France-Lanord C, Schwenk T, Klaus A. 2014. Bengal Fan: Neogene and late Paleogene record of Himalayan orogeny and climate: a transect across the Middle Bengal Fan. College Station, TX: International Ocean Discovery Program IODP Sci. Prosp. 354.

Molnar P. 1997. The rise of the Tibetan plateau: From mantle dynamics to the Indian monsoon. Astron. Geophys. 38:10–15.

Schwenk T, Spiess V. 2009. Architecture and stratigraphy of the Bengal Fan as response to tectonic and climate revealed from high-resolution seismic data. In: Kneller BC, Martinsen OJ, McCaffrey B, SEPM (Society for Sedimentary Geology), Geological Society of London, editors. External controls on deep-water depositional systems (SEPM special publication). Tulsa, Okla: SEPM (Society for Sedimentary Geology). p. 107–131.


Layered Intrusions

Layered intrusions are the solid remains of ancient underground magma systems. Unlike granites or other relatively silica-rich rocks, layered intrusions are often rich in iron and magnesium. The squishing and squashing as magma is injected into the crust, the density contrasts between magmas and crystals, and the chemical changes in magma, crystals, and hydrothermal fluids produce a range of unusual rock textures – patterns in size, shape, and orientation of crystals in the rock. Some of these same processes are also responsible for economically valuable deposits of metal ores (for example, in the Bushveld Intrusion in South Africa or the Stillwater Complex in Montana). Ultimately, we want to know what these textural patterns mean: We use the magnetic properties of these layered intrusions to figure out how mineral crystals are oriented within the rock. We use that information to determine the history and spatial pattern of stretching, squashing, squeezing, shearing, settling, etc. in the mushy mix of crystals and melt that eventually becomes the layered intrusion.

Layered intrusions can also retain a record of Earth’s magnetic field for long intervals of geological time.
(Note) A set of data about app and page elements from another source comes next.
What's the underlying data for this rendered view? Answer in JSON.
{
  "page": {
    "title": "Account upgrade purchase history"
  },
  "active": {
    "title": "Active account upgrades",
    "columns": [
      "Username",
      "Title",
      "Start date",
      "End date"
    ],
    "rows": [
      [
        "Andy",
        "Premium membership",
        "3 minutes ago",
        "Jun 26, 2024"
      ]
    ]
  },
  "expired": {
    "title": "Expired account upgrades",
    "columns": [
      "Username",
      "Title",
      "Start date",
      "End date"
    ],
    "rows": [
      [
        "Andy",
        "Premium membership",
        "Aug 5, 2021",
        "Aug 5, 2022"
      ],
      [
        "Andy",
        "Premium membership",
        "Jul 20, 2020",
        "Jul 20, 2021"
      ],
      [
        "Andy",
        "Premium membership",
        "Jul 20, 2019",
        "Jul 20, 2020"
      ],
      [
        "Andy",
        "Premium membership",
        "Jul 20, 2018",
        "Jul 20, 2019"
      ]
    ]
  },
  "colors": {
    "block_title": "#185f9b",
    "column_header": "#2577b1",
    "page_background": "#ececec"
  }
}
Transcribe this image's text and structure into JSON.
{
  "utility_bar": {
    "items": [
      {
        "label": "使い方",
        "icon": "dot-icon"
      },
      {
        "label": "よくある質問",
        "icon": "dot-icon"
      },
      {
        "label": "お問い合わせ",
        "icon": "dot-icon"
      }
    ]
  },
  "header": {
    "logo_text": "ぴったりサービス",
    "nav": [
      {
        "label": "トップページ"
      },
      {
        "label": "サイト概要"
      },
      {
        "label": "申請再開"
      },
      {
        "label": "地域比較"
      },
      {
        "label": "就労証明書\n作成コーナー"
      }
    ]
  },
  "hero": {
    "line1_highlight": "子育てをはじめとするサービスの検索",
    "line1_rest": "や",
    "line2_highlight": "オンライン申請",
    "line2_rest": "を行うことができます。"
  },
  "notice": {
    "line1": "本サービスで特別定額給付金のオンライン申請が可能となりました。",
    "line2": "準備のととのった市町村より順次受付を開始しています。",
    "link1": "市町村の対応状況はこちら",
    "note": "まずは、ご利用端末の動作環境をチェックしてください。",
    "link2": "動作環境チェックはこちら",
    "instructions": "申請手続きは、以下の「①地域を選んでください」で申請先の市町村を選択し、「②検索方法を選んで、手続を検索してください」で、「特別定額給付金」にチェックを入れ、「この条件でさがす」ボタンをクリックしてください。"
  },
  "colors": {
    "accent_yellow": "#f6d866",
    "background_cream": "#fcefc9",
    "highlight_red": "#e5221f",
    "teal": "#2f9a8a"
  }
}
We have used rocks from the Stillwater Complex in Montana to examine characteristics of Earth’s magnetic field 2.7 billion years ago, when those rocks cooled to a low enough temperature to record ancient magnetic fields.